In a 2001 episode of a highly popular courtroom drama, a criminal suspect is very excited. “Y’all ain’t got no probable cause… That’s poison from the fruit tree!” Garbled wording aside, the suspect was onto something… or he might have been had he not been on parole and subject to warrantless searches. While you may not know all the ins and outs of the “fruit of the poisonous tree” doctrine and its role in suppressing potentially incriminating evidence, your experienced Tampa Bay criminal defense lawyer has an in-depth knowledge of this rule and more, which is why it is so important to obtain the right legal counsel when you are facing charges or are under suspicion.
The “fruit of the poisonous tree” doctrine is an element of the exclusionary rule of evidence. It bars the use of proof that the police obtained via a search, seizure, or interrogation that violated your constitutional rights, such as the right to counsel or the right to be free from unreasonable searches and seizures.

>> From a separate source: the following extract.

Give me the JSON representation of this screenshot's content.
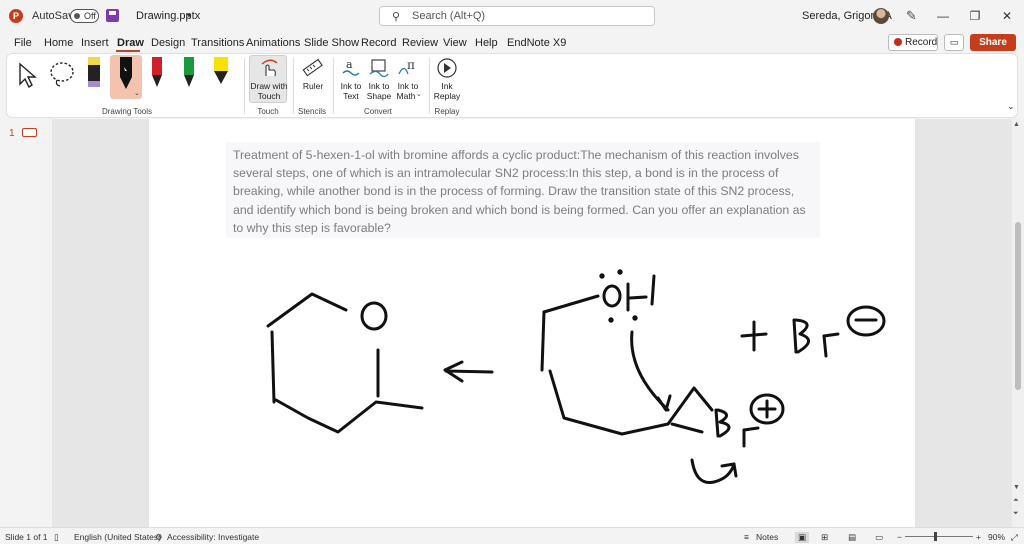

In the recent sex crimes case of one Sarasota County man, the usefulness of the “fruit of the poisonous tree” rule was one the important lessons readers can learn. The other — as often is the case — is: avoid talking to the police without your attorney present.